How acute MK-801 treatment may affect hippocampal BDNF-TrkB signalling system is currently unclear. Hill et al (22) showed that the acute intraperitoneal injection of MK-801 (0.05 mg/kg) significantly downregulated the expression of BDNF protein in the hippocampus after 24 or 48 h. The results of the present study showed that after 30 min of acute MK-801 injection, the expression levels of BDNF and TrkB receptor were not significantly changed in the hippocampus. This finding may be associated with the different time points of detection (i.e., immediate vs. long-term effects). However, the current findings have shown that an acute MK-801 injection significantly downregulated the phosphorylation level of TrkB after 30 min. As the active form of the TrkB receptor, the expression level of p-TrkB likely reflects the activity of the BNDF-TrkB signalling system. Therefore, the acute MK-801 injection downregulated the function of the BNDF-TrkB signalling system and partially simulated the pathogenic mechanism of patients with schizophrenia.
The mechanism that underlies the improvement of cognitive symptoms in patients with schizophrenia via risperidone has not been elucidated. However, one study showed that risperidone may improve cognitive impairment in patients through the upregulation of the functions of the BNDF-TrkB signalling system (9). The present study showed that acute MK-801 injection upregulated the functions of the BNDF-TrkB signalling system to improve the spatial learning and memory abilities of rats. However, this study found that risperidone did not affect the BNDF-TrkB signalling system. A study in China showed that risperidone upregulated the BNDF-TrkB signalling pathway in the left and right prefrontal cortex, left and right temporal cortex, and hippocampus (23). The differences between these results may be associated with inconsistent drug doses (0.1 vs. 0.25 mg/kg) and the length of drug administration (one-time acute administration vs. continuous drug administration for 14 days).

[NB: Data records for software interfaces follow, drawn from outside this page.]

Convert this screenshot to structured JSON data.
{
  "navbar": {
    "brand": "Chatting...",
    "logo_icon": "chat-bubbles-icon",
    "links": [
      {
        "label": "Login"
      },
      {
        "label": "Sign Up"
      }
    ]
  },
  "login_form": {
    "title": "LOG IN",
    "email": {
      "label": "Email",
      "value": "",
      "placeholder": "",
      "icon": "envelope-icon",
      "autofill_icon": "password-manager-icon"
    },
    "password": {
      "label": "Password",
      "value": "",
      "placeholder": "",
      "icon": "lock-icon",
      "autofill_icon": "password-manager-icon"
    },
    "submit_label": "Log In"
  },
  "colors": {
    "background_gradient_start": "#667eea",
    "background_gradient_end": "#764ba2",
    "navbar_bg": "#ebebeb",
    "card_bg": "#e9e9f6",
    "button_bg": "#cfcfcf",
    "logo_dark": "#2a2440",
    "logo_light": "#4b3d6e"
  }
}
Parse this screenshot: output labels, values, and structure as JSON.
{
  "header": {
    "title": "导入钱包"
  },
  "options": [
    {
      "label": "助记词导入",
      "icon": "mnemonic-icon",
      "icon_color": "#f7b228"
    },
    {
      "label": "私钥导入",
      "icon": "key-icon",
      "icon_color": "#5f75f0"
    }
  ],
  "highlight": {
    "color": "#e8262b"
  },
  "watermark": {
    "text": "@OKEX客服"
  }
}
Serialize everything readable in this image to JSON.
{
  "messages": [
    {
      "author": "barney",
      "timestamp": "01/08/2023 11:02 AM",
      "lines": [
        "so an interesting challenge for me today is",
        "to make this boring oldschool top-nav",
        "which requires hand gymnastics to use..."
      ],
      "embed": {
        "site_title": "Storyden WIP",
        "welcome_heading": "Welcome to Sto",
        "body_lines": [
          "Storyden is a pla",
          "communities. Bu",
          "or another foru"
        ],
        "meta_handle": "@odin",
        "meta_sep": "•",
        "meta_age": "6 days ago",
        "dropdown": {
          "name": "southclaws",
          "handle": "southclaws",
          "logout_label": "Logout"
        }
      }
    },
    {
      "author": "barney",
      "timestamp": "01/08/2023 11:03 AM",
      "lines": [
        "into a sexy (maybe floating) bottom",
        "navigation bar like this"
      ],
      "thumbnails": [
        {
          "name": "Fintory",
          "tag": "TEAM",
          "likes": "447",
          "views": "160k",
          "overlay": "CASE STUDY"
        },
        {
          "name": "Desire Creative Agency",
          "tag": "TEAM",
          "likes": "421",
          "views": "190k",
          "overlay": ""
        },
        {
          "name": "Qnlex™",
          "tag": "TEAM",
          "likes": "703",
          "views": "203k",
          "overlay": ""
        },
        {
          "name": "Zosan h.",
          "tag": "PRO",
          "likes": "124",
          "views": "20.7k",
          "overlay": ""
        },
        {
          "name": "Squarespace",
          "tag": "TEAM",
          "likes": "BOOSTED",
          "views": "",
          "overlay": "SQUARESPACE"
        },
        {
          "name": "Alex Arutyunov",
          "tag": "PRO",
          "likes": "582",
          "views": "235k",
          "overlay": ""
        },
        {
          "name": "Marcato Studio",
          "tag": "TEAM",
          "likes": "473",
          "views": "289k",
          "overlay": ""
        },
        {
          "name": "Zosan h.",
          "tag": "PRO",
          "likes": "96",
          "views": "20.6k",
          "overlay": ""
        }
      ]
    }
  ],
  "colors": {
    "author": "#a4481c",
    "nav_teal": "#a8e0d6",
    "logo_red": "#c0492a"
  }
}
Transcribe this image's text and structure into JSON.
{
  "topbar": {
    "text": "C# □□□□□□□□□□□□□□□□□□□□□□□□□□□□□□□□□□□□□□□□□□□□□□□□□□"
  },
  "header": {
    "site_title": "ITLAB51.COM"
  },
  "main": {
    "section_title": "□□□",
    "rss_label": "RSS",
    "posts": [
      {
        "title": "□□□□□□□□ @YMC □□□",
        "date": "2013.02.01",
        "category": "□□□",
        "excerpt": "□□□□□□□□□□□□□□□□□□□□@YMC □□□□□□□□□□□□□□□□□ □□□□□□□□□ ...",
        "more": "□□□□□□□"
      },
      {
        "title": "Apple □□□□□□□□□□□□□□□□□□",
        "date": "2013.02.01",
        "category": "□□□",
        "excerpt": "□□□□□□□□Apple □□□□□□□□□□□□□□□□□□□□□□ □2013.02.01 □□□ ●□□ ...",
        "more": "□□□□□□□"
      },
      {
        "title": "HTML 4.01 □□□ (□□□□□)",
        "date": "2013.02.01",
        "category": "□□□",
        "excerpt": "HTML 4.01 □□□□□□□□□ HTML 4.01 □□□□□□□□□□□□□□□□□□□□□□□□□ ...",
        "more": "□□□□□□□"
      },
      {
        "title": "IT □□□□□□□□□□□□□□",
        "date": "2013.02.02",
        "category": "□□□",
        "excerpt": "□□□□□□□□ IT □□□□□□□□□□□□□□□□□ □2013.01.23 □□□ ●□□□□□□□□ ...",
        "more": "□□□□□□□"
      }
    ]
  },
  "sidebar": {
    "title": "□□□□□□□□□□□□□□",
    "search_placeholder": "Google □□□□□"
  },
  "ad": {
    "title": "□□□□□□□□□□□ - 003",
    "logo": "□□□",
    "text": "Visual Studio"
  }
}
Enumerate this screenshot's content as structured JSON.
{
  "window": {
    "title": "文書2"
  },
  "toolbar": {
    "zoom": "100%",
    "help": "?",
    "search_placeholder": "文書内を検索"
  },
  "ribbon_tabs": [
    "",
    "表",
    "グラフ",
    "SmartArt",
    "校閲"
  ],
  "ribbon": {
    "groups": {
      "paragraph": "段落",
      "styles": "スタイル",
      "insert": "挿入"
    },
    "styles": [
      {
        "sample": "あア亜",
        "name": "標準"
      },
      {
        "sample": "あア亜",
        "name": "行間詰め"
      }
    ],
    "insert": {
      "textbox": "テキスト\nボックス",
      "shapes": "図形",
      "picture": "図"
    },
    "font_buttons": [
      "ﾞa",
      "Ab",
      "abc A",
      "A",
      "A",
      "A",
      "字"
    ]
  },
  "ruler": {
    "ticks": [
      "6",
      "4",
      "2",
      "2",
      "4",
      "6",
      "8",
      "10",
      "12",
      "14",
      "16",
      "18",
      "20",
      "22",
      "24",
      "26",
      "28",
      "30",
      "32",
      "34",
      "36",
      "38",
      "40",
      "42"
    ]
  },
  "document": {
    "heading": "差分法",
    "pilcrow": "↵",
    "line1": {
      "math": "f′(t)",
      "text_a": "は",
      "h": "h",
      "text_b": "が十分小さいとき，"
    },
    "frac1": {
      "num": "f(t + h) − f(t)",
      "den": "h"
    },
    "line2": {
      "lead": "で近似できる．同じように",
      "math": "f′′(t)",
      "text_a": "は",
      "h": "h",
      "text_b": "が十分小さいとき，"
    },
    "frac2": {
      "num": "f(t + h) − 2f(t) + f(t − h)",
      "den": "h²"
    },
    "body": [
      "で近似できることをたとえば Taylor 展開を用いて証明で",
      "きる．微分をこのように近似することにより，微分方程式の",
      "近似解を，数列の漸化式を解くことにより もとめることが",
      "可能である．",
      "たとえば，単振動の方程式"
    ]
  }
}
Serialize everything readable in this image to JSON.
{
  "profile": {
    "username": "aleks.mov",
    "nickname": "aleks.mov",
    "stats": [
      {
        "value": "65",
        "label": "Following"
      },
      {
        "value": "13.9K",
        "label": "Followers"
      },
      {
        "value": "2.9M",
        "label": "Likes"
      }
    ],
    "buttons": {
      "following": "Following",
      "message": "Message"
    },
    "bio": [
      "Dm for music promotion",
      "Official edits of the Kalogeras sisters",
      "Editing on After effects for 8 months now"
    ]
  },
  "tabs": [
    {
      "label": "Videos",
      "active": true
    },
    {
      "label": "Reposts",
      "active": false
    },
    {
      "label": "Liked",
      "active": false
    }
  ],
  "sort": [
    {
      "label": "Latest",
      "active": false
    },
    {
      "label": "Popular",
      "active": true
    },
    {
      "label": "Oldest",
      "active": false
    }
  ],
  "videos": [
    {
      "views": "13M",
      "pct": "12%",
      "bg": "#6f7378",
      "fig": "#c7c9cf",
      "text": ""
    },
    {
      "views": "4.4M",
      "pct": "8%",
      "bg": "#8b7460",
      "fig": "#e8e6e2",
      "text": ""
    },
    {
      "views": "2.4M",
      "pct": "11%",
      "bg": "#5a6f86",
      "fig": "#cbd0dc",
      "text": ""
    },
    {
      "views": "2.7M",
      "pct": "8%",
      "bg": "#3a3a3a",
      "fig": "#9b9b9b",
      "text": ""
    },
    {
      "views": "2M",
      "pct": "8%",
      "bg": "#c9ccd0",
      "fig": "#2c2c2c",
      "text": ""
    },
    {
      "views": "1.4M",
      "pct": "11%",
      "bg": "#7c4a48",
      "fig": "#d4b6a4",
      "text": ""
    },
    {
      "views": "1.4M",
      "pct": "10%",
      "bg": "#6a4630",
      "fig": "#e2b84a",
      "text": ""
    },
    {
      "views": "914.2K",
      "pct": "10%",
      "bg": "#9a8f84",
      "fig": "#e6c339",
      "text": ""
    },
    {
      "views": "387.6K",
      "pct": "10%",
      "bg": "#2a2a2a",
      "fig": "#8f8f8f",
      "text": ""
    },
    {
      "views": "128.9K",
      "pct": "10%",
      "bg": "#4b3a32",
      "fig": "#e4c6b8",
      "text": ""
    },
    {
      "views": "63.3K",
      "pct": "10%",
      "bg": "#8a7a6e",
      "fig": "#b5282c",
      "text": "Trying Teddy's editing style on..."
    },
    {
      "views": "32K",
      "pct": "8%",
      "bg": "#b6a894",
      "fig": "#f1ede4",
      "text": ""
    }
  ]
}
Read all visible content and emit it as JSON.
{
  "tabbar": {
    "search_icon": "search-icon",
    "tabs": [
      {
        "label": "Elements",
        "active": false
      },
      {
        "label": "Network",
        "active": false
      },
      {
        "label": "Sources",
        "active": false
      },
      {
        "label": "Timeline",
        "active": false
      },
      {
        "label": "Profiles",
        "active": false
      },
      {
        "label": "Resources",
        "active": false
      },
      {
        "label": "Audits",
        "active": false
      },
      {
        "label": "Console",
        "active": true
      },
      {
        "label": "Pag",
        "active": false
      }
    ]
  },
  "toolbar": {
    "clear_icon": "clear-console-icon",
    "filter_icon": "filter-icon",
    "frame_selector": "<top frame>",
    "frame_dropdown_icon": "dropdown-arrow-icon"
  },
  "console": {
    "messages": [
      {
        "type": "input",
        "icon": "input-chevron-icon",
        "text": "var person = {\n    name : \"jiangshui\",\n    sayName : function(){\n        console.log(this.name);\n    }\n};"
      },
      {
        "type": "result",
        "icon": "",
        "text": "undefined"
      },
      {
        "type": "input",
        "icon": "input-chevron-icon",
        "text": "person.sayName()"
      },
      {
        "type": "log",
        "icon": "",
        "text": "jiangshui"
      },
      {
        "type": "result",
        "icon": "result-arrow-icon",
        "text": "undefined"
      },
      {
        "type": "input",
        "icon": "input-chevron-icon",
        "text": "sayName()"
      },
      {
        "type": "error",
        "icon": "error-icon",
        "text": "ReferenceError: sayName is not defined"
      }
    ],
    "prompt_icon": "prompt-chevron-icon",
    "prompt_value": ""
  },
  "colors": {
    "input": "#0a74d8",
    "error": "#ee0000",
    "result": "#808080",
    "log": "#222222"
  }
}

The present study showed that the atypical antipsychotic drug risperidone reversed the cognitive behavioural damage and changes in the hippocampal BDNF-TrkB signalling system caused by MK-801, suggesting that the insufficiency of the function of the hippocampal BDNF-TrkB signalling system may be involved in the development of schizophrenia. However, the mechanism through which risperidone regulates the BDNF-TrkB signalling system to improve the cognitive function of patients with schizophrenia as well as how the BDNF-TrkB signalling system participates in the development of schizophrenia require additional investigation.
The present study was sponsored by the Fund of Wenzhou Health Bureau (no. 2013B28 to G.D.C) and the Fund of Tianjin Health Bureau (no. 2014KR02 to C.J.Z).